It was in this same judgement in which the “intellectually charged judge” as Zimbabwean lawyer Arnold Tsunga, then with the International Commission of Jurists (ICJ), once described Dingake, that he observed that: “Every era has its mood and the jurists for that mood.”
In his many extra –curricula speeches at international and regional conferences on labour matters (and they are countless) he is known for the tagline: “labour is not a commodity” and for reciting the Philadelphia Declaration that birthed the ILO whose “Decent Work” agenda he associates with.
Those who worked closely with Dingake say he is a great leader, a jurist and is humane – capable of interacting with the weak and mighty but treating them as equal. One of his judicial colleagues at the High Court in Lobatse and Gaborone, once said Dingake was revered and loved “by staff and colleagues alike – especially workers in the lower strata.”
On the academic and research fronts, his contribution to constitutional law in Botswana has been widely acknowledged. It can be said without fear of contradiction that Dingake’s passion for fairness and justice – wherever in the world he has presided, be it in Botswana, Papua New Guinea or in Seychelles, has been manifest from his judgements and extra –curricula speeches.
From his illustrious and trail-blazing career, it is safe to say that had he been appointed ILO Director General, Dingake would have served this great body well.
Having been privileged to report about the work done by Justice Dingake for more than a decade and read many of his writings including books, I remain optimistic that one day the continent will find the most beneficial way of harnessing this intellectual giant’s passion and expertise.

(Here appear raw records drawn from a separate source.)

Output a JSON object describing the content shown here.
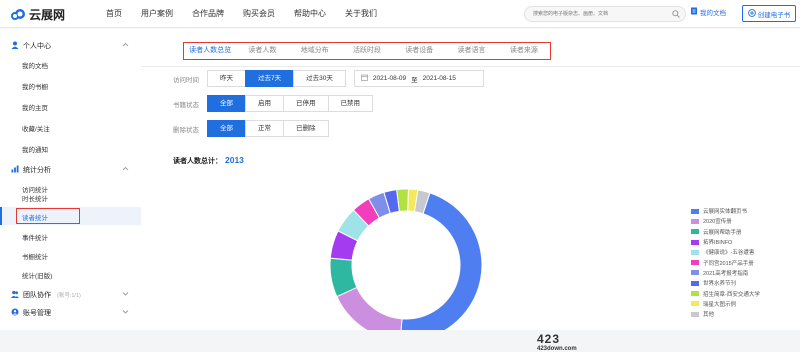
{
  "header": {
    "logo_text": "云展网",
    "nav": [
      "首页",
      "用户案例",
      "合作品牌",
      "购买会员",
      "帮助中心",
      "关于我们"
    ],
    "search_placeholder": "搜索您的电子版杂志、画册、文档",
    "my_docs_label": "我的文档",
    "create_label": "创建电子书",
    "brand_color": "#1f6fe0"
  },
  "sidebar": {
    "groups": [
      {
        "label": "个人中心",
        "icon": "user-icon",
        "items": [
          "我的文档",
          "我的书橱",
          "我的主页",
          "收藏/关注",
          "我的通知"
        ]
      },
      {
        "label": "统计分析",
        "icon": "chart-icon",
        "items": [
          "访问统计",
          "时长统计",
          "读者统计",
          "事件统计",
          "书橱统计",
          "统计(旧版)"
        ]
      },
      {
        "label": "团队协作",
        "note": "(账号:1/1)",
        "icon": "team-icon",
        "items": []
      },
      {
        "label": "账号管理",
        "icon": "account-icon",
        "items": []
      }
    ],
    "active_item": "读者统计"
  },
  "tabs": [
    "读者人数总览",
    "读者人数",
    "地域分布",
    "活跃时段",
    "读者设备",
    "读者语言",
    "读者来源"
  ],
  "active_tab": "读者人数总览",
  "filters": {
    "time": {
      "label": "访问时间",
      "options": [
        "昨天",
        "过去7天",
        "过去30天"
      ],
      "selected": "过去7天",
      "date_from": "2021-08-09",
      "date_sep": "至",
      "date_to": "2021-08-15"
    },
    "shelf": {
      "label": "书籍状态",
      "options": [
        "全部",
        "启用",
        "已停用",
        "已禁用"
      ],
      "selected": "全部"
    },
    "deleted": {
      "label": "删除状态",
      "options": [
        "全部",
        "正常",
        "已删除"
      ],
      "selected": "全部"
    }
  },
  "total": {
    "label": "读者人数总计：",
    "value": "2013"
  },
  "chart_data": {
    "type": "pie",
    "title": "",
    "categories": [
      "云展网实体翻页书",
      "2020宣传册",
      "云展网帮助手册",
      "拓界IBINFO",
      "《健康说》-五谷遭害",
      "子同宫2015产品手册",
      "2021高考报考指南",
      "世界水养节刊",
      "招生简章-西安交通大学",
      "瑞星大图示例",
      "其他"
    ],
    "values": [
      928,
      342,
      166,
      120,
      110,
      80,
      70,
      55,
      50,
      40,
      52
    ],
    "colors": [
      "#4e7ef0",
      "#cc8fe0",
      "#2fb8a1",
      "#a43bf0",
      "#9fe3e8",
      "#f23ebc",
      "#7d8fe8",
      "#5568f2",
      "#b3e043",
      "#f5e85a",
      "#c7c9cf"
    ]
  },
  "watermark": {
    "line1": "423",
    "line2": "423down.com"
  }
}
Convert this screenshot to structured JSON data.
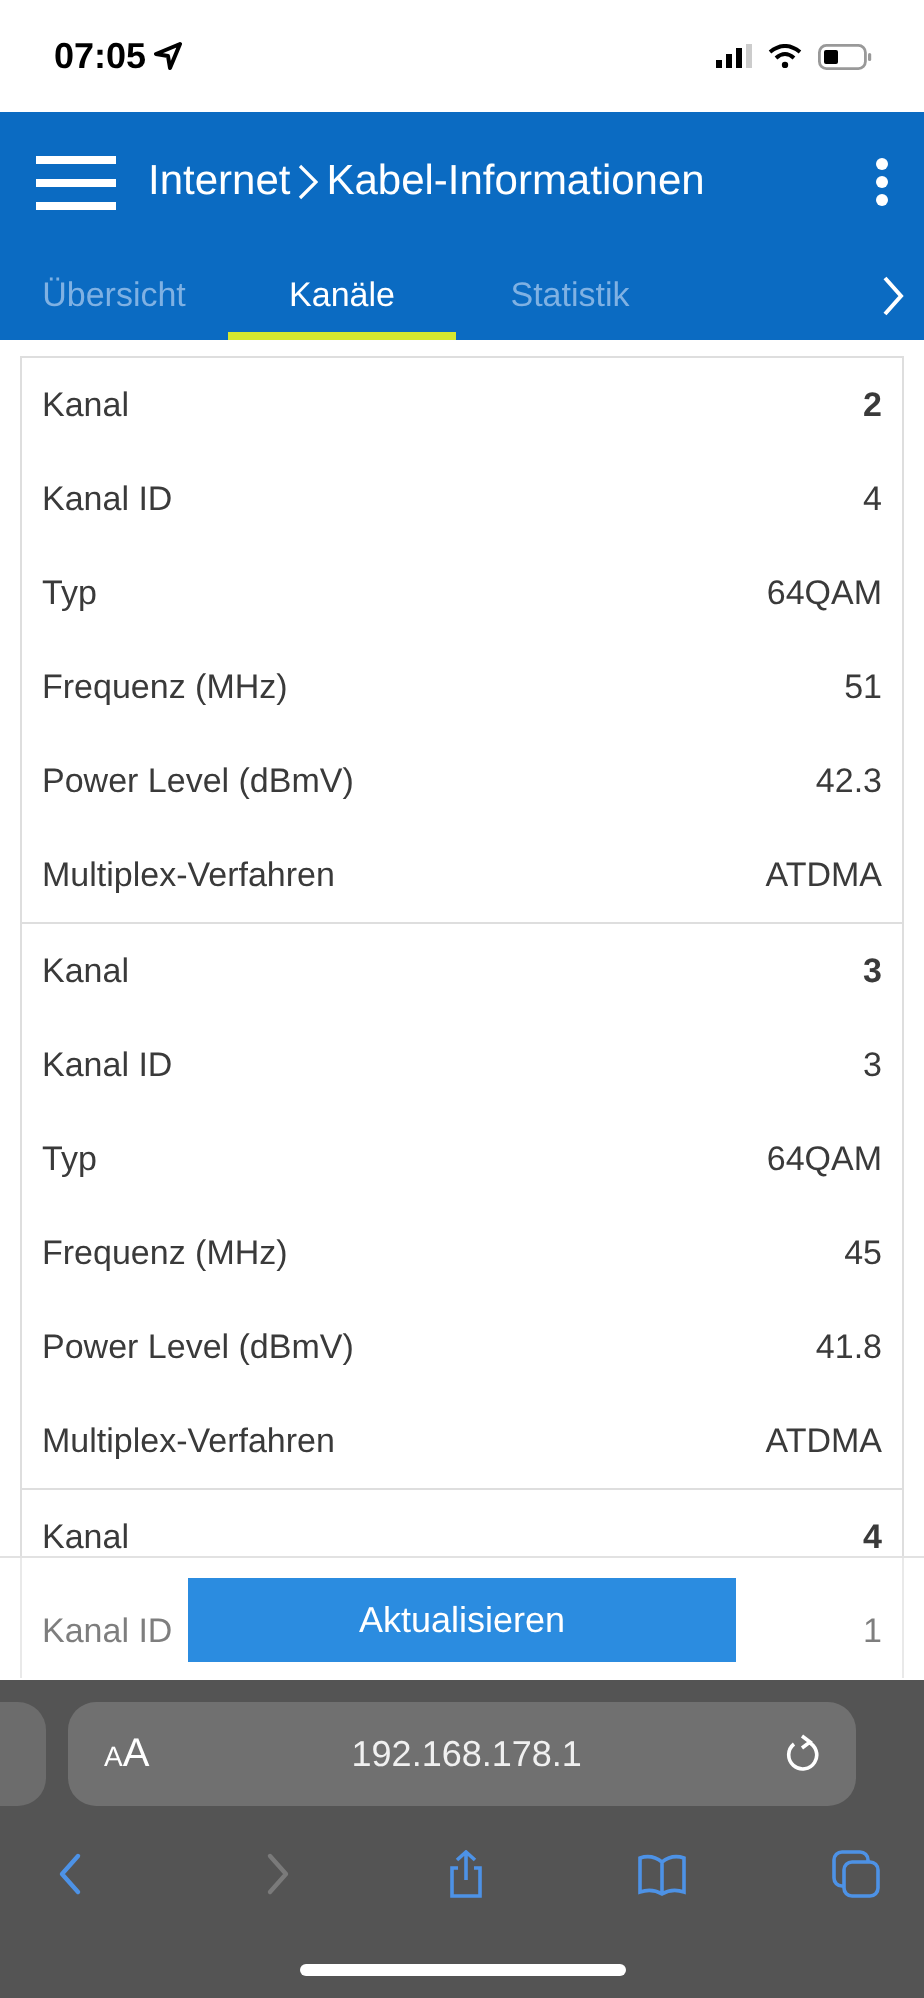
{
  "status_bar": {
    "time": "07:05"
  },
  "header": {
    "breadcrumb": [
      "Internet",
      "Kabel-Informationen"
    ]
  },
  "tabs": [
    {
      "label": "Übersicht",
      "selected": false
    },
    {
      "label": "Kanäle",
      "selected": true
    },
    {
      "label": "Statistik",
      "selected": false
    }
  ],
  "channels": [
    {
      "rows": [
        {
          "kind": "channel",
          "label": "Kanal",
          "value": "2"
        },
        {
          "kind": "field",
          "label": "Kanal ID",
          "value": "4"
        },
        {
          "kind": "field",
          "label": "Typ",
          "value": "64QAM"
        },
        {
          "kind": "field",
          "label": "Frequenz (MHz)",
          "value": "51"
        },
        {
          "kind": "field",
          "label": "Power Level (dBmV)",
          "value": "42.3"
        },
        {
          "kind": "field",
          "label": "Multiplex-Verfahren",
          "value": "ATDMA"
        }
      ]
    },
    {
      "rows": [
        {
          "kind": "channel",
          "label": "Kanal",
          "value": "3"
        },
        {
          "kind": "field",
          "label": "Kanal ID",
          "value": "3"
        },
        {
          "kind": "field",
          "label": "Typ",
          "value": "64QAM"
        },
        {
          "kind": "field",
          "label": "Frequenz (MHz)",
          "value": "45"
        },
        {
          "kind": "field",
          "label": "Power Level (dBmV)",
          "value": "41.8"
        },
        {
          "kind": "field",
          "label": "Multiplex-Verfahren",
          "value": "ATDMA"
        }
      ]
    },
    {
      "rows": [
        {
          "kind": "channel",
          "label": "Kanal",
          "value": "4"
        },
        {
          "kind": "field",
          "label": "Kanal ID",
          "value": "1"
        }
      ]
    }
  ],
  "refresh_button": "Aktualisieren",
  "browser": {
    "text_size": "AA",
    "url": "192.168.178.1",
    "toolbar": [
      {
        "kind": "back",
        "disabled": false
      },
      {
        "kind": "forward",
        "disabled": true
      },
      {
        "kind": "share",
        "disabled": false
      },
      {
        "kind": "bookmarks",
        "disabled": false
      },
      {
        "kind": "tabs",
        "disabled": false
      }
    ]
  }
}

– Moses Magadza is a communications practitioner, composer and a PhD in Media Studies student.